The next several weeks represent the peak time for the birth of new fawns. Usually, from now through mid-June, spring gobbler hunters and those who spend time in the woods may be treated to the amazing sight of a newly born fawn and enjoy a sight that most outdoors folks never see. But nature is not always perfect — far from it – as often the birthing and early weeks of the life of a new fawn are not always carefree with pleasant outcomes.

I was reminded of the sad truth just last Monday evening. With just an hour to go before sunset and darkness would settle in over the landscape, I watched a whitetail doe out the kitchen window as she stood in a fallow field some 80 yards from the house and 40 yards from the edge of the lawn. She remained in the same spot, and her head would disappear into the tall weeds, and then as she raised her head, she would be licking her lips. If she were feeding there, she would often have a mouthful of grass or greens as her head raised, but this was not the case — she merely licked her lips each time. Then it dawned on me that she had just given birth to a fawn and was cleaning it and stimulating it to become active. She would walk away several yards, turn around and repeat the process of licking the fawn. Finally, she walked away from the spot, and after waiting 15 minutes once she went out of sight, I slowly walked into the field, hoping to get a nice photo of a newly born fawn. It was typical of a doe to leave a newborn so that she would not draw the attention of any nearby predator. She would return sometime later to nurse and perhaps move the fawn to a new location. As I spotted the fawn, I eased closer, camera ready, and then my heart sank. It laid still, not a muscle moving — it was a stillborn fawn.

Standing there, I reflected back to years earlier as I watched two 350-pound male black bears walking through that same fallow field. It was early June, and they slowly and steadily walked 40 yards apart across the length of the field. I thought it a bit odd until I realized they were working together, slowly searching the tall grass and weeds for a newborn fawn. Then, early one morning the following spring, I was awakened by a terrible sound coming in through my bedroom window. It was the piercing cry of a fawn, and I knew instantly that a predator had found its prey. After sufficient time had passed, I slowly and noisily walked into the tall grass to discover the remains of a fawn that had fallen prey to a black bear.
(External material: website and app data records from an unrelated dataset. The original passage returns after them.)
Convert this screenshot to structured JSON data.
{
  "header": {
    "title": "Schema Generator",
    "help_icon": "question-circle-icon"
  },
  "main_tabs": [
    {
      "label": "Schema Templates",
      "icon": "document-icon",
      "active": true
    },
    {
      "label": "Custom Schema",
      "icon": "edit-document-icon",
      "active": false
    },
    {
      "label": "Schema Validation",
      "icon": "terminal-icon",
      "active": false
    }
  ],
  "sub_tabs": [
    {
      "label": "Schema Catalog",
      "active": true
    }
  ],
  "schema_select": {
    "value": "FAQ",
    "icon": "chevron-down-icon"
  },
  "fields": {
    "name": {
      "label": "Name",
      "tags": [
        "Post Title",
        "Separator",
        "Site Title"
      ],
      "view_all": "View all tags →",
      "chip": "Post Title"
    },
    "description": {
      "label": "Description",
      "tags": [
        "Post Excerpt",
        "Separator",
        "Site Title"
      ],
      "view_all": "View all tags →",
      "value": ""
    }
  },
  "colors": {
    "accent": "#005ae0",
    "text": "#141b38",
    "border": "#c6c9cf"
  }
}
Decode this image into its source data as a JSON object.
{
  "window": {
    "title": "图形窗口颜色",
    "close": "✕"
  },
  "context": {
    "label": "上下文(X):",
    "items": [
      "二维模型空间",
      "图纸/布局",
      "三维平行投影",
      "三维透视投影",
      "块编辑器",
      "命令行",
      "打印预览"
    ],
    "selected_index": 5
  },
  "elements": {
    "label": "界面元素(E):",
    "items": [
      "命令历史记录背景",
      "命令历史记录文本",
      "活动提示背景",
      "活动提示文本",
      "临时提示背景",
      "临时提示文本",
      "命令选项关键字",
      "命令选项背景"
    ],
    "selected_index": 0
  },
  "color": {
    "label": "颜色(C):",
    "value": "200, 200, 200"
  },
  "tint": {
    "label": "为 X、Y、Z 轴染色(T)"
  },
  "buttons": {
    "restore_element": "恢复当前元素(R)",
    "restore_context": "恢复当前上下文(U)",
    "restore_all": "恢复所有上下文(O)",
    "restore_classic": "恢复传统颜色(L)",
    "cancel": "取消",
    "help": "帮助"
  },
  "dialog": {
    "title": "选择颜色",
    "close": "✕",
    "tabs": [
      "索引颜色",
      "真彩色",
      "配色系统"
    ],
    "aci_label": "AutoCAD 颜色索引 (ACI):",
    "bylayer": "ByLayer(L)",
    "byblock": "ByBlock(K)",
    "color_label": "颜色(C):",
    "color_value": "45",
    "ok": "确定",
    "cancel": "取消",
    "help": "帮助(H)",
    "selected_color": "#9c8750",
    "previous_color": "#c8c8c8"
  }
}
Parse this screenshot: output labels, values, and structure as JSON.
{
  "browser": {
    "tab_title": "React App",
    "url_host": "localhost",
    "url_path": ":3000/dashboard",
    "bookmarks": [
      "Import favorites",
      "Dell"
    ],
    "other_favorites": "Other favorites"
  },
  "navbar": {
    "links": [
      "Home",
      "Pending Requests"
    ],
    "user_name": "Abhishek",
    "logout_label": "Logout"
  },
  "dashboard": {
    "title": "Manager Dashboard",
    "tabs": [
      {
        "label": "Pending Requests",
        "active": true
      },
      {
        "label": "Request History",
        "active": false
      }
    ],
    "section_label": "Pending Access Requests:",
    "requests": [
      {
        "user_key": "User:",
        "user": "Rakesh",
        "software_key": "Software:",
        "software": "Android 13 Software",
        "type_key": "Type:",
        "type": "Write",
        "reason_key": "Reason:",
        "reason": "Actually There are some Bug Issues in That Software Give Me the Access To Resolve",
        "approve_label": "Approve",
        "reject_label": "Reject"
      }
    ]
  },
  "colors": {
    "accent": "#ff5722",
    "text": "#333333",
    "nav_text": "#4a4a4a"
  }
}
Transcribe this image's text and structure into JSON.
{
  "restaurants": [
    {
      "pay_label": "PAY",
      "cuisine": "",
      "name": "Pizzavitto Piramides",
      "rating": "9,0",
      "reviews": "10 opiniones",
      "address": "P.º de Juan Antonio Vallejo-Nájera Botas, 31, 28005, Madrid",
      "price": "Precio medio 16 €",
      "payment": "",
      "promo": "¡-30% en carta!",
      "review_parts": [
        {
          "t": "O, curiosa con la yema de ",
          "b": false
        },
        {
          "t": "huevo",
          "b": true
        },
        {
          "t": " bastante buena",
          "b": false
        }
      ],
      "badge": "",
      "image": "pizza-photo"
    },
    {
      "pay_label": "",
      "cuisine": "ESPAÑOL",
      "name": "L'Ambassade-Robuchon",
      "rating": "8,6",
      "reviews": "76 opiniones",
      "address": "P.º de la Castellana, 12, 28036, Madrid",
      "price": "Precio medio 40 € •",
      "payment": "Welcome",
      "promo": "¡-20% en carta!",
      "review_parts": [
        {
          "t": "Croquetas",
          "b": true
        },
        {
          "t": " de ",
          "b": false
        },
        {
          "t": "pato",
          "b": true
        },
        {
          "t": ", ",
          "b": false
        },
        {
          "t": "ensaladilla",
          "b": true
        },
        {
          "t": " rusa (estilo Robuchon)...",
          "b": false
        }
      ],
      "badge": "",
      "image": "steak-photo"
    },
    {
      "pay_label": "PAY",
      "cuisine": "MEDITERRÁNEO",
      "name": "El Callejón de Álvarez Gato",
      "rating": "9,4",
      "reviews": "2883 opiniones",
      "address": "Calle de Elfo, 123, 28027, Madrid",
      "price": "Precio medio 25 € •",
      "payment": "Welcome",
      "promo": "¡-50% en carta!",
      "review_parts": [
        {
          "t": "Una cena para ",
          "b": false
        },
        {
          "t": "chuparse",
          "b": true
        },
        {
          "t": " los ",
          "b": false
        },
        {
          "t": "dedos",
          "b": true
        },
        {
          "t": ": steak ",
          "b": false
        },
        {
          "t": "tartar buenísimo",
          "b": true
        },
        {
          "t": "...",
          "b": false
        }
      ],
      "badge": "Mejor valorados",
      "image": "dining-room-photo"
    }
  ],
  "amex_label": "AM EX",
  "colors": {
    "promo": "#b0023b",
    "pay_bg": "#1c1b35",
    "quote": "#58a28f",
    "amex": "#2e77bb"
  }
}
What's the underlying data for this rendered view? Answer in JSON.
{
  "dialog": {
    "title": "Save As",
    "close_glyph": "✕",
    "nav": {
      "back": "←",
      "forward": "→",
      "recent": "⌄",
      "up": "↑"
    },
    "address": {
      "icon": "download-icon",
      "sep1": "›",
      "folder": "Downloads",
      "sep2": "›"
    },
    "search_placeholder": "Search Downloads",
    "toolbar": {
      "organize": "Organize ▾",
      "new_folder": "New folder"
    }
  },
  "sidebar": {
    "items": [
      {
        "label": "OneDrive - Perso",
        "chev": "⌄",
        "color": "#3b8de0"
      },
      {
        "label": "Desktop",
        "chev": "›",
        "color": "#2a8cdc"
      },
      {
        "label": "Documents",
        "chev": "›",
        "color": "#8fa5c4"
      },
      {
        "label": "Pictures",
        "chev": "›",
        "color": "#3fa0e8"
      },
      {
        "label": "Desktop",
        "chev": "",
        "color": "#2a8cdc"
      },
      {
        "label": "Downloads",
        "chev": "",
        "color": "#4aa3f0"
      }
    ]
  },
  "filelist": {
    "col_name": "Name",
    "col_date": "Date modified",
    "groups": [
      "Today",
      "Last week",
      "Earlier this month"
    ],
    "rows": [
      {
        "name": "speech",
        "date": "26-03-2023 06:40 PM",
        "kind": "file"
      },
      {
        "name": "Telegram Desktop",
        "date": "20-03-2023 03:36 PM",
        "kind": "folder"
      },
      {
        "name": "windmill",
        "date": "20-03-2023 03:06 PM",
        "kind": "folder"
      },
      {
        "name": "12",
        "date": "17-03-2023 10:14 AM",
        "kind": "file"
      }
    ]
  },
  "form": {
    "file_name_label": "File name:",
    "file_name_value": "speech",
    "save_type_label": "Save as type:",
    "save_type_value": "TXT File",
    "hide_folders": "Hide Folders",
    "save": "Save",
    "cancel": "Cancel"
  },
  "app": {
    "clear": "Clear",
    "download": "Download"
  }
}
Perhaps the really ugliest event I have ever witnessed in the wild happened one mid-morning in spring gobbler season about ten years ago. The early morning gobbling that had begun at daybreak had subsided, but I remained still, patiently waiting for a response to my intermittent calling. Then, in the distance, I heard a dog barking, and then a second dog joined in. The sounds grew closer, and suddenly, I glimpsed a doe running along a logging road, and in pursuit were the two dogs. As she passed by, I realized that a fawn was hanging from her, and her birthing process had been interrupted by the pursuing dogs. I did not see the outcome of the chase, but I could only imagine that this happens all too often when coyotes discover a doe attempting to give birth.

The good news is that all of these various occurrences, from stillbirth to predation and accidental deaths of young fawns, are but a small percentage of the total number of overall births. More often than not, the birth of a single fawn or the birth of twins or sometimes triplets goes off without a hitch, and the young fawns grow to be bucks or fawn-producing does in seasons to come.

For the next several weeks, you may be treated to witnessing the birthing of a fawn or come across in your travels the chance to observe a young fawn. If you happen to be in the woods or fields and stumble across a lone fawn, please avoid the temptation of “helping” the fawn just because you do not see a doe nearby. She will often hide her young and move away — usually still in sight of the spot. You may not see her, but she sees you! She will faithfully return to nurse the fawn and often move it to a new hiding location. Hopefully, you may get a couple of quick photos, but don’t stay long or try to get too close. Appreciate the fact you have seen what many will never see and move on quietly.